The consent language negotiation usually takes place during the review of the HawkIRB application. However, sometimes after the study team has submitted to the commercial IRB of record, the sponsor will make edits and the reviewers at WCG (WIRB) or Advarra (or other commercial IRB) will facilitate the consent language negotiations. It is important that UI study teams track the edits and additions sponsors may make after the project is submitted to the commercial IRB to ensure continuity with UI HRPP approved consent revisions. If the ICD is revised after the HawkIRB application is approved, submit a Modification form and use the Edit function to save the tracked changes version on top of the previous version.

When a Master Service Agreement is in place between the UI HRPP and a commercial IRB, it specifies the requirements for template language in the ICD. Therefore, it should not be a surprise to the commercial IRB that certain language must be included, or may not be included, in the final version of the ICD. However, it is the responsibility of the HSO review staff and the UI study team to ensure sponsor edits and additions are aligned with institutional, state, and UI-specific requirements.
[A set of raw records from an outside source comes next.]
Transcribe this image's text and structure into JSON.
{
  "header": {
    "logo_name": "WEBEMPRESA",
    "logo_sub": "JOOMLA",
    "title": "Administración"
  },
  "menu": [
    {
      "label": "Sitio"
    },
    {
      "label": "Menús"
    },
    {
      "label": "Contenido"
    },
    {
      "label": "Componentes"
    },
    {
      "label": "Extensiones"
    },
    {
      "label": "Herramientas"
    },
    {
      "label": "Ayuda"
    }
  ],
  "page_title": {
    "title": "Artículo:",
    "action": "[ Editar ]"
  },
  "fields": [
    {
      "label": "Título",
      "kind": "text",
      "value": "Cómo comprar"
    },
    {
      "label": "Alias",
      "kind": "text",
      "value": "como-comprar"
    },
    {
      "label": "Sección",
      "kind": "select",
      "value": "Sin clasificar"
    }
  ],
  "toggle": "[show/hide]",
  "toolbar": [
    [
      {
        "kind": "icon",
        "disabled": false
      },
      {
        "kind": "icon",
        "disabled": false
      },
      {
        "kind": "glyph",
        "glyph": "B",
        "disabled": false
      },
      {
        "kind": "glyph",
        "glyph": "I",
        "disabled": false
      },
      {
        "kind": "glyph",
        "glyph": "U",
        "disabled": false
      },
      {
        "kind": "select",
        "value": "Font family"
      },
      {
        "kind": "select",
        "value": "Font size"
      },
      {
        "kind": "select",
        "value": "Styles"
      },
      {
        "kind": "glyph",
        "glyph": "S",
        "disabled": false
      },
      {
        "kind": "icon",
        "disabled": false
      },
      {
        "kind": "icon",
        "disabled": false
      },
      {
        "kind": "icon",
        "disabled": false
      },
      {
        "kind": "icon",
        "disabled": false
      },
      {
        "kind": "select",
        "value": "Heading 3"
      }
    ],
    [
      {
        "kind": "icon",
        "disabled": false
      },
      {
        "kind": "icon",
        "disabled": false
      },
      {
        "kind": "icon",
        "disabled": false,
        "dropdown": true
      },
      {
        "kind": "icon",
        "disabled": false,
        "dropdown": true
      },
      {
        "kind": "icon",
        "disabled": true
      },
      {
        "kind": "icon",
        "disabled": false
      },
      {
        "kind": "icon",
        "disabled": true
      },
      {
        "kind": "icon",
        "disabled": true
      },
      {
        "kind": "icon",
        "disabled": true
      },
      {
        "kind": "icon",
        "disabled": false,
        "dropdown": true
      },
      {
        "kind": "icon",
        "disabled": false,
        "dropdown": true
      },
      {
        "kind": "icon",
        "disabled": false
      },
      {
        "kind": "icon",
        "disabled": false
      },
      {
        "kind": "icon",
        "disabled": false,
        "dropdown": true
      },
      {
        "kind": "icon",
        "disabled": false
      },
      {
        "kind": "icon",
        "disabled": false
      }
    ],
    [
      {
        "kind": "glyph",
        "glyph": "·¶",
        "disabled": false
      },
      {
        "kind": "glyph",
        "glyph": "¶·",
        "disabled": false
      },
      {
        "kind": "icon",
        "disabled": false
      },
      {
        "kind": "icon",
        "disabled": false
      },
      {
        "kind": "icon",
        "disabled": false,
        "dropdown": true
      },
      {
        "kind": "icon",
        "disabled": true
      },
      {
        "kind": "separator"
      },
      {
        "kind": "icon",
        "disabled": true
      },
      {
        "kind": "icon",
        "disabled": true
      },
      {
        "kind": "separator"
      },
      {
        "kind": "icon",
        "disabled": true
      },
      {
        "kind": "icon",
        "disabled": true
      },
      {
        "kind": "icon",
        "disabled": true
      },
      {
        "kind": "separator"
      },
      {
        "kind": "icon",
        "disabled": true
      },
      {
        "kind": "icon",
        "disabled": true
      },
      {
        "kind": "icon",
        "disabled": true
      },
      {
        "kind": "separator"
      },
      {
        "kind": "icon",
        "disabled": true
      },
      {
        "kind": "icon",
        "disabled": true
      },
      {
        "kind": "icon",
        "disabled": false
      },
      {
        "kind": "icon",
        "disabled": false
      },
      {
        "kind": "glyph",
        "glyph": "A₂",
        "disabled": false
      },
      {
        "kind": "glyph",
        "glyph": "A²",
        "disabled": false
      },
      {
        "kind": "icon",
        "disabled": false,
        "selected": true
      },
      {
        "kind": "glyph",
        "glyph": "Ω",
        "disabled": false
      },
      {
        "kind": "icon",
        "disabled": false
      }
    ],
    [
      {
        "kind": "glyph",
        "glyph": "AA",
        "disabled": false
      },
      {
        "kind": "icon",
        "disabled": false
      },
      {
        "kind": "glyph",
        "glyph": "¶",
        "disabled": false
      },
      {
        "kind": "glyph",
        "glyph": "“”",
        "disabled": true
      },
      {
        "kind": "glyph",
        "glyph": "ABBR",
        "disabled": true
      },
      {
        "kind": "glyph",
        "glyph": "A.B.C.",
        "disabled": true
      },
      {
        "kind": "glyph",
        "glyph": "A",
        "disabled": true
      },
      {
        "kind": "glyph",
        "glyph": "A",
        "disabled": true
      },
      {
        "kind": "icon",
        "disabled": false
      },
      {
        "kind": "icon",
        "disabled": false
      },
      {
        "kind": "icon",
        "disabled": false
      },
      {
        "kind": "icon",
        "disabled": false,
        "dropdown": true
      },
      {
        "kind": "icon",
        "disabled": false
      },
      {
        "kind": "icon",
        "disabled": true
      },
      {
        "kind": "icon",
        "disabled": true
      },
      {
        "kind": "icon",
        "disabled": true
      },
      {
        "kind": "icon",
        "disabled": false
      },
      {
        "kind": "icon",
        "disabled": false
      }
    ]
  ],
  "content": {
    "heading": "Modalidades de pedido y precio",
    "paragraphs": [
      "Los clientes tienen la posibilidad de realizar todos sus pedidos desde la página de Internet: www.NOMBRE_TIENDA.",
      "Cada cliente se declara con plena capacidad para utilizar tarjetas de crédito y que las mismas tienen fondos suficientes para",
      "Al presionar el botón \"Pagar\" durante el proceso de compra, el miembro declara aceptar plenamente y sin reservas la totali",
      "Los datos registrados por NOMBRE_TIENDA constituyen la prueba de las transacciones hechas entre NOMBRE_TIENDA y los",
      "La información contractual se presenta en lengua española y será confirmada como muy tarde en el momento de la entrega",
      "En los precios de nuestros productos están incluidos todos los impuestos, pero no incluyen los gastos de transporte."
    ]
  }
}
In addition to the full ICD, the UI HRPP has applied the regulatory requirement of providing a summary of key information for all greater than minimal risk research, regardless of funding. Industry sponsors may include this at the beginning of the ICD or it could be a separate document. If the sponsor does not provide a template consent summary, use the General Consent Summary template in the drop-down menu for Consent/Assent Documents in the HawkIRB system.

Keep in mind that every study is different. Every sponsor has different rules and procedures. Additionally, the various commercial IRBs have their own processing and communication guidelines. We strongly recommend that study teams reach out to the Human Subjects Office staff and review the information on the HSO website for further guidance for multi-site studies utilizing a single/central IRB of record. Our emails for these studies are (for WCG/WIRB and Advarra studies) or for studies utilizing another IRB of record.


In the News